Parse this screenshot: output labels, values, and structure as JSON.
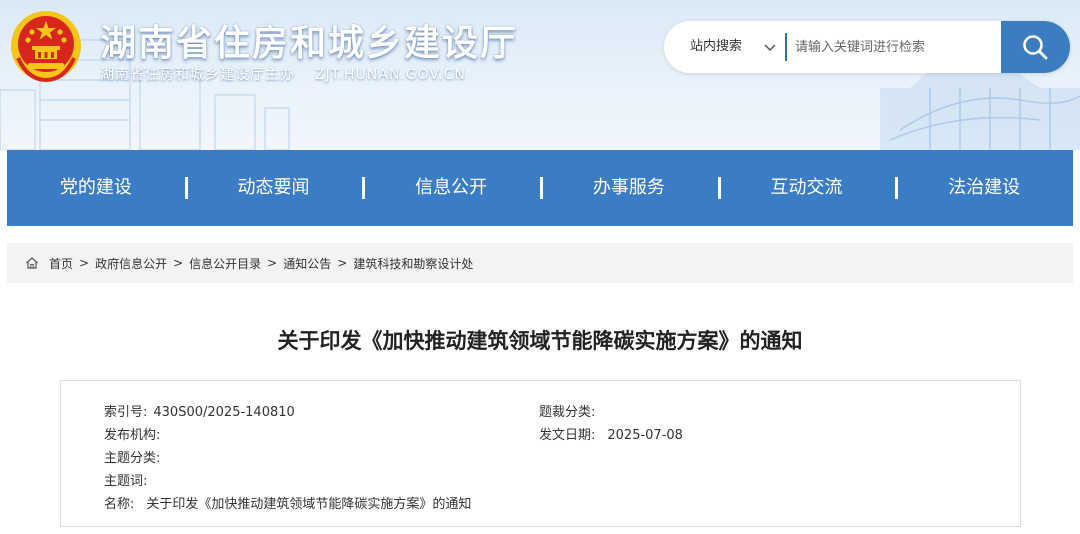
{
  "header": {
    "site_title": "湖南省住房和城乡建设厅",
    "sponsor": "湖南省住房和城乡建设厅主办",
    "domain": "ZJT.HUNAN.GOV.CN",
    "colors": {
      "accent": "#3a7dc4",
      "emblem_red": "#d9261c",
      "emblem_gold": "#f5c518"
    }
  },
  "search": {
    "scope_label": "站内搜索",
    "placeholder": "请输入关键词进行检索",
    "chevron_icon": "chevron-down-icon",
    "button_icon": "search-icon"
  },
  "nav": {
    "items": [
      {
        "label": "党的建设"
      },
      {
        "label": "动态要闻"
      },
      {
        "label": "信息公开"
      },
      {
        "label": "办事服务"
      },
      {
        "label": "互动交流"
      },
      {
        "label": "法治建设"
      }
    ]
  },
  "breadcrumb": {
    "home_icon": "home-icon",
    "separator": ">",
    "items": [
      {
        "label": "首页"
      },
      {
        "label": "政府信息公开"
      },
      {
        "label": "信息公开目录"
      },
      {
        "label": "通知公告"
      },
      {
        "label": "建筑科技和勘察设计处"
      }
    ]
  },
  "article": {
    "title": "关于印发《加快推动建筑领域节能降碳实施方案》的通知",
    "meta": {
      "index_label": "索引号:",
      "index_value": "430S00/2025-140810",
      "genre_label": "题裁分类:",
      "genre_value": "",
      "org_label": "发布机构:",
      "org_value": "",
      "date_label": "发文日期:",
      "date_value": "2025-07-08",
      "topic_label": "主题分类:",
      "topic_value": "",
      "keywords_label": "主题词:",
      "keywords_value": "",
      "name_label": "名称:",
      "name_value": "关于印发《加快推动建筑领域节能降碳实施方案》的通知"
    }
  }
}
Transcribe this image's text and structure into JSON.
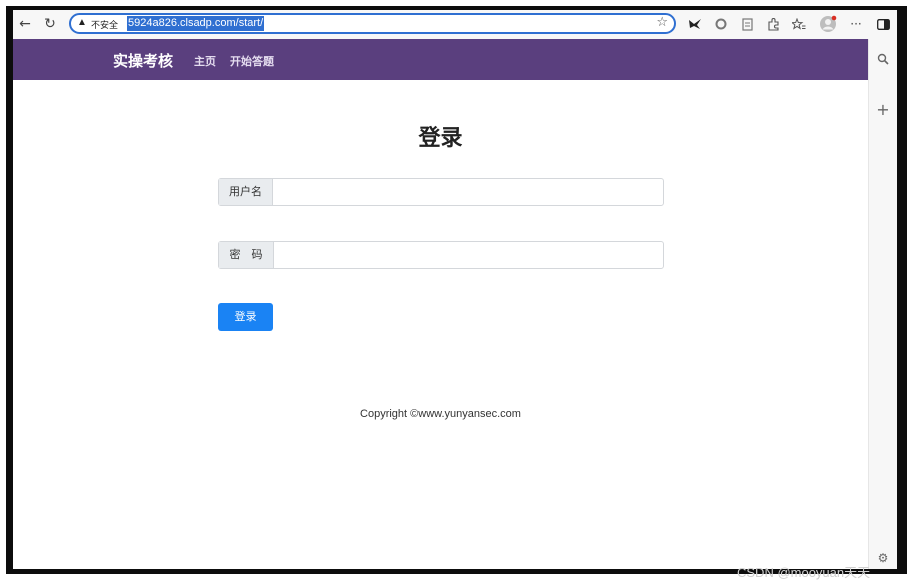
{
  "browser": {
    "back_icon": "←",
    "reload_icon": "↻",
    "insecure_label": "不安全",
    "url": "5924a826.clsadp.com/start/",
    "star_icon": "☆",
    "more_icon": "···",
    "side_search_icon": "🔍",
    "side_add_icon": "+",
    "side_settings_icon": "⚙"
  },
  "navbar": {
    "brand": "实操考核",
    "links": [
      "主页",
      "开始答题"
    ],
    "background": "#5a3f7e"
  },
  "login": {
    "title": "登录",
    "username_label": "用户名",
    "password_label": "密　码",
    "submit_label": "登录",
    "accent": "#1a83f4"
  },
  "footer": {
    "copyright": "Copyright ©www.yunyansec.com"
  },
  "watermark": "CSDN @mooyuan天天"
}
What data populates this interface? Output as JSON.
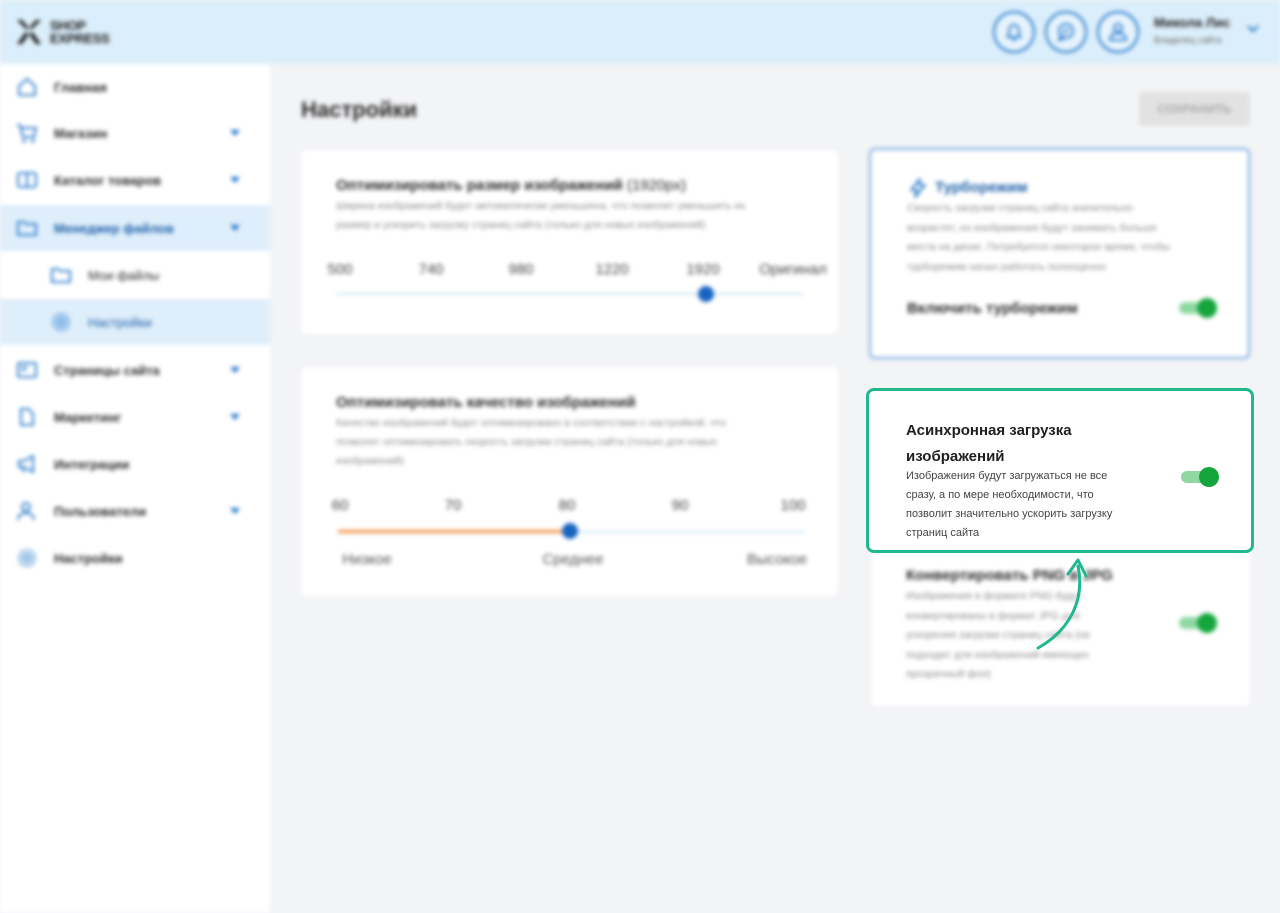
{
  "header": {
    "logo_line1": "SHOP",
    "logo_line2": "EXPRESS",
    "user_name": "Микола Лис",
    "user_role": "Владелец сайта",
    "icons": [
      "bell-icon",
      "chat-icon",
      "user-icon",
      "chevron-down-icon"
    ]
  },
  "sidebar": {
    "items": [
      {
        "label": "Главная",
        "icon": "home-icon"
      },
      {
        "label": "Магазин",
        "icon": "cart-icon",
        "expandable": true
      },
      {
        "label": "Каталог товаров",
        "icon": "book-icon",
        "expandable": true
      },
      {
        "label": "Менеджер файлов",
        "icon": "folder-icon",
        "expandable": true,
        "active": true
      },
      {
        "label": "Мои файлы",
        "icon": "folder-icon",
        "sub": true
      },
      {
        "label": "Настройки",
        "icon": "gear-icon",
        "sub": true,
        "active": true
      },
      {
        "label": "Страницы сайта",
        "icon": "page-icon",
        "expandable": true
      },
      {
        "label": "Маркетинг",
        "icon": "tag-icon",
        "expandable": true
      },
      {
        "label": "Интеграции",
        "icon": "megaphone-icon"
      },
      {
        "label": "Пользователи",
        "icon": "users-icon",
        "expandable": true
      },
      {
        "label": "Настройки",
        "icon": "gear-icon"
      }
    ]
  },
  "main": {
    "title": "Настройки",
    "save_label": "СОХРАНИТЬ",
    "size_card": {
      "title": "Оптимизировать размер изображений",
      "title_suffix": "(1920px)",
      "desc_line1": "Ширина изображений будет автоматически уменьшена, что позволит уменьшить их",
      "desc_line2": "размер и ускорить загрузку страниц сайта (только для новых изображений)",
      "ticks": [
        "500",
        "740",
        "980",
        "1220",
        "1920",
        "Оригинал"
      ],
      "selected": "1920"
    },
    "quality_card": {
      "title": "Оптимизировать качество изображений",
      "desc_line1": "Качество изображений будет оптимизировано в соответствии с настройкой, что",
      "desc_line2": "позволит оптимизировать скорость загрузки страниц сайта (только для новых",
      "desc_line3": "изображений)",
      "ticks": [
        "60",
        "70",
        "80",
        "90",
        "100"
      ],
      "value": 80,
      "low": "Низкое",
      "mid": "Среднее",
      "high": "Высокое"
    },
    "turbo_card": {
      "title": "Турборежим",
      "desc_line1": "Скорость загрузки страниц сайта значительно",
      "desc_line2": "возрастет, но изображения будут занимать больше",
      "desc_line3": "места на диске. Потребуется некоторое время, чтобы",
      "desc_line4": "турборежим начал работать полноценно",
      "toggle_label": "Включить турборежим",
      "enabled": true
    },
    "async_card": {
      "title_line1": "Асинхронная загрузка",
      "title_line2": "изображений",
      "desc_line1": "Изображения будут загружаться не все",
      "desc_line2": "сразу, а по мере необходимости, что",
      "desc_line3": "позволит значительно ускорить загрузку",
      "desc_line4": "страниц сайта",
      "enabled": true
    },
    "png_card": {
      "title": "Конвертировать PNG в JPG",
      "desc_line1": "Изображения в формате PNG будут",
      "desc_line2": "конвертированы в формат JPG для",
      "desc_line3": "ускорения загрузки страниц сайта (не",
      "desc_line4": "подходит для изображений имеющих",
      "desc_line5": "прозрачный фон)",
      "enabled": true
    }
  },
  "colors": {
    "accent": "#1d73c7",
    "highlight": "#1fb88f",
    "toggle_on": "#14a53c",
    "slider_fill": "#f58c3d"
  }
}
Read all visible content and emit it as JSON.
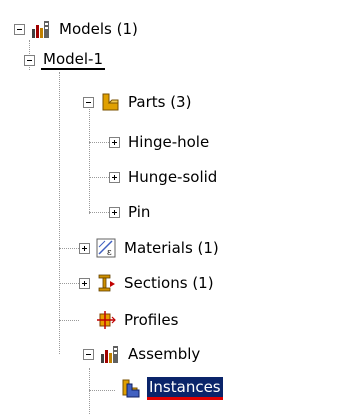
{
  "tree": {
    "models": {
      "label": "Models (1)",
      "icon": "models-icon",
      "expander": "minus"
    },
    "model1": {
      "label": "Model-1",
      "expander": "minus"
    },
    "parts": {
      "label": "Parts (3)",
      "icon": "parts-icon",
      "expander": "minus"
    },
    "part_items": [
      {
        "label": "Hinge-hole",
        "expander": "plus"
      },
      {
        "label": "Hunge-solid",
        "expander": "plus"
      },
      {
        "label": "Pin",
        "expander": "plus"
      }
    ],
    "materials": {
      "label": "Materials (1)",
      "icon": "materials-icon",
      "expander": "plus"
    },
    "sections": {
      "label": "Sections (1)",
      "icon": "sections-icon",
      "expander": "plus"
    },
    "profiles": {
      "label": "Profiles",
      "icon": "profiles-icon"
    },
    "assembly": {
      "label": "Assembly",
      "icon": "assembly-icon",
      "expander": "minus"
    },
    "instances": {
      "label": "Instances",
      "icon": "instances-icon",
      "selected": true
    }
  },
  "colors": {
    "selection_bg": "#0a246a",
    "selection_text": "#ffffff",
    "selection_underline": "#e00000",
    "connector": "#9a9a9a",
    "parts_icon": "#e0a000"
  }
}
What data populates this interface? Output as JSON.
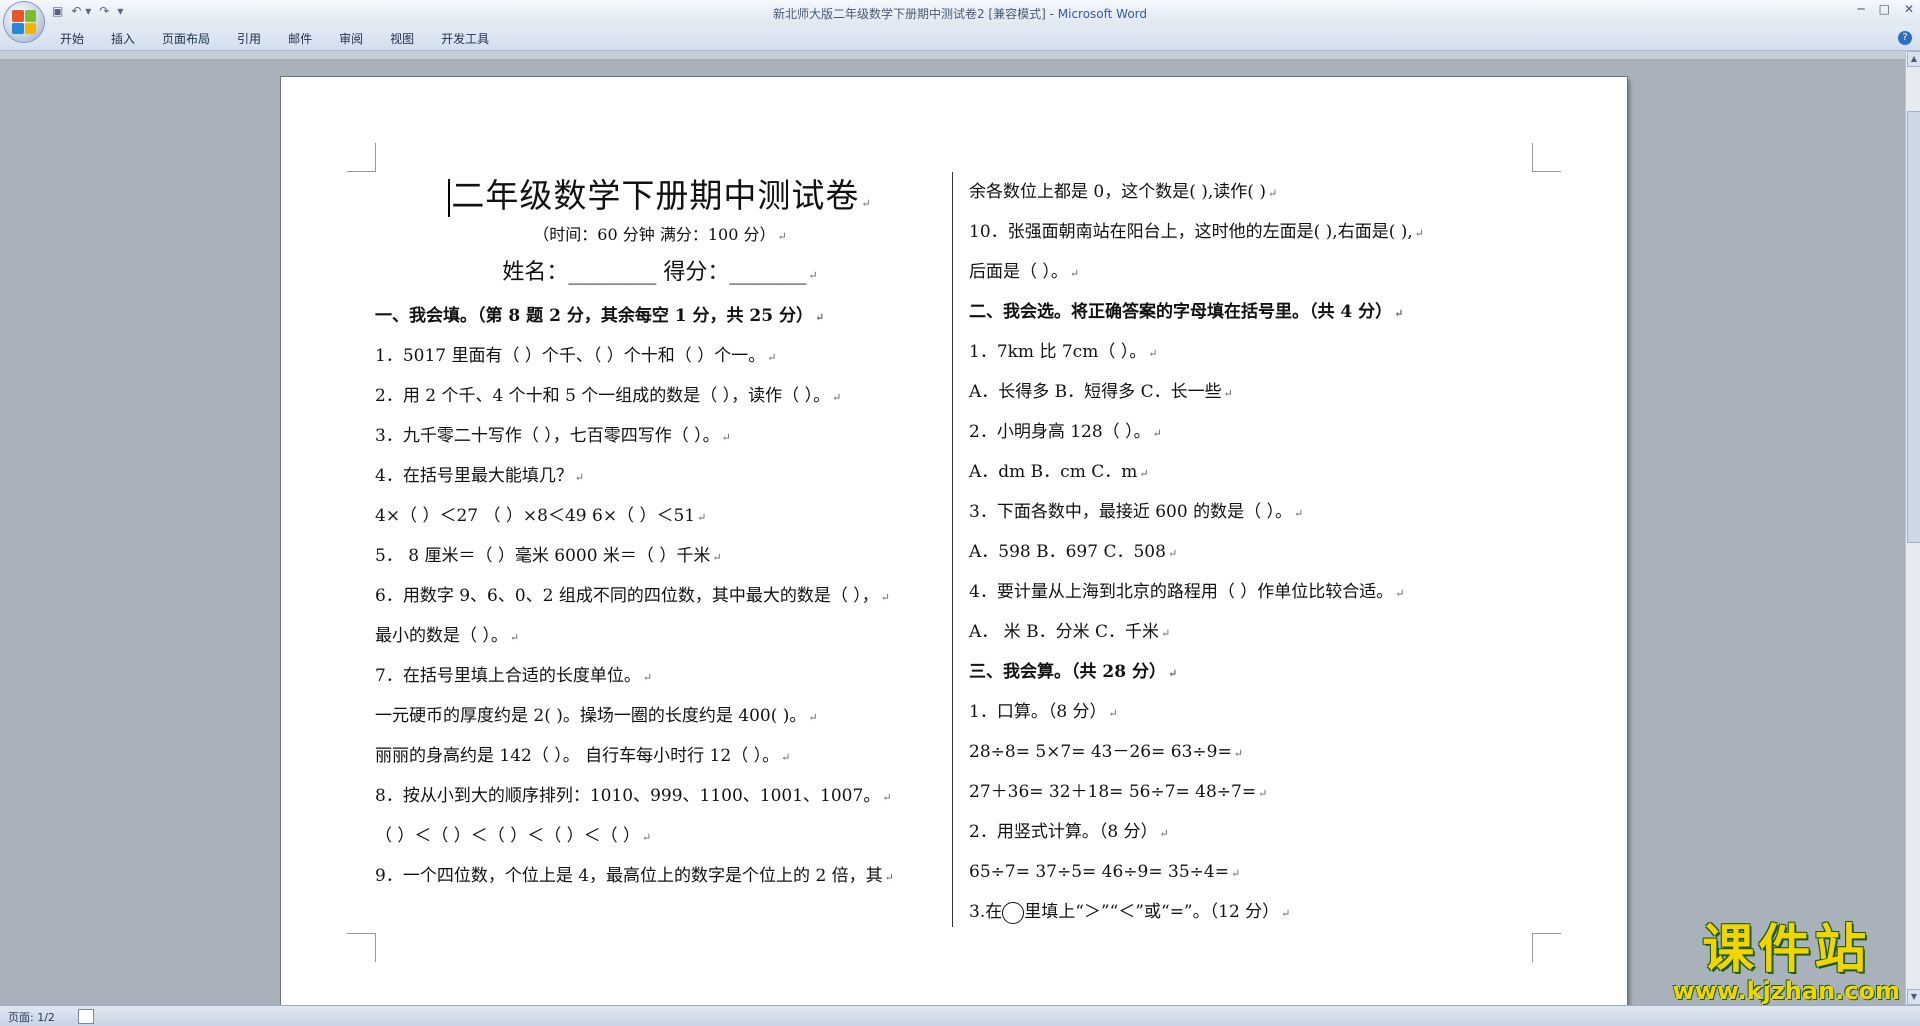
{
  "window": {
    "title": "新北师大版二年级数学下册期中测试卷2 [兼容模式] - ",
    "app": "Microsoft Word",
    "controls": [
      "─",
      "□",
      "✕"
    ]
  },
  "qat": {
    "save": "▣",
    "undo": "↶ ▾",
    "redo": "↷",
    "more": "▾"
  },
  "tabs": [
    "开始",
    "插入",
    "页面布局",
    "引用",
    "邮件",
    "审阅",
    "视图",
    "开发工具"
  ],
  "help": "?",
  "doc": {
    "title": "二年级数学下册期中测试卷",
    "subtitle": "（时间：60 分钟      满分：100 分）",
    "name_line": "姓名：________    得分：_______",
    "left": [
      {
        "t": "一、我会填。（第 8 题 2 分，其余每空 1 分，共 25 分）",
        "bold": true
      },
      {
        "t": "1．5017 里面有（      ）个千、（      ）个十和（      ）个一。"
      },
      {
        "t": "2．用 2 个千、4 个十和 5 个一组成的数是（      ），读作（           ）。"
      },
      {
        "t": "3．九千零二十写作（            ），七百零四写作（            ）。"
      },
      {
        "t": "4．在括号里最大能填几？"
      },
      {
        "t": "   4×（      ）＜27    （      ）×8＜49    6×（      ）＜51"
      },
      {
        "t": "5． 8 厘米＝（        ）毫米          6000 米＝（      ）千米"
      },
      {
        "t": "6．用数字 9、6、0、2 组成不同的四位数，其中最大的数是（        ），"
      },
      {
        "t": "最小的数是（       ）。"
      },
      {
        "t": "7．在括号里填上合适的长度单位。"
      },
      {
        "t": "一元硬币的厚度约是 2(         )。操场一圈的长度约是 400(         )。"
      },
      {
        "t": "丽丽的身高约是 142（        ）。   自行车每小时行 12（             ）。"
      },
      {
        "t": "8．按从小到大的顺序排列：1010、999、1100、1001、1007。"
      },
      {
        "t": " （         ）＜（          ）＜（          ）＜（          ）＜（          ）"
      },
      {
        "t": "9．一个四位数，个位上是 4，最高位上的数字是个位上的 2 倍，其"
      }
    ],
    "right": [
      {
        "t": "余各数位上都是 0，这个数是(        ),读作(                         )"
      },
      {
        "t": "10．张强面朝南站在阳台上，这时他的左面是(        ),右面是(        ),"
      },
      {
        "t": "后面是（        ）。"
      },
      {
        "t": "二、我会选。将正确答案的字母填在括号里。（共 4 分）",
        "bold": true
      },
      {
        "t": "1．7km 比 7cm（          ）。"
      },
      {
        "t": "A．长得多            B．短得多        C．长一些"
      },
      {
        "t": "2．小明身高 128（          ）。"
      },
      {
        "t": " A．dm                B．cm            C．m"
      },
      {
        "t": "3．下面各数中，最接近 600 的数是（            ）。"
      },
      {
        "t": " A．598               B．697           C．508"
      },
      {
        "t": "4．要计量从上海到北京的路程用（          ）作单位比较合适。"
      },
      {
        "t": " A．   米           B．分米          C．千米"
      },
      {
        "t": "三、我会算。（共 28 分）",
        "bold": true
      },
      {
        "t": "1．口算。（8 分）"
      },
      {
        "t": "28÷8=               5×7=              43－26=              63÷9="
      },
      {
        "t": "27＋36=            32＋18=             56÷7=                48÷7="
      },
      {
        "t": "2．用竖式计算。（8 分）"
      },
      {
        "t": "65÷7=               37÷5=              46÷9=                35÷4="
      }
    ],
    "last_right_pre": "3.在",
    "last_right_post": "里填上“＞”“＜”或“=”。（12 分）"
  },
  "status": {
    "page": "页面: 1/2"
  },
  "watermark": {
    "big": "课件站",
    "url": "www.kjzhan.com"
  },
  "colors": {
    "brand_blue": "#2f5da8",
    "watermark_yellow": "#f1d400",
    "watermark_outline": "#1a5c16"
  }
}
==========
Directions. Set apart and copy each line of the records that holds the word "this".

Exercise solution.
Parse this screenshot: output labels, values, and structure as JSON.
Transcribe this image's text and structure into JSON.
What data populates this interface? Output as JSON.
What data populates this interface? Output as JSON.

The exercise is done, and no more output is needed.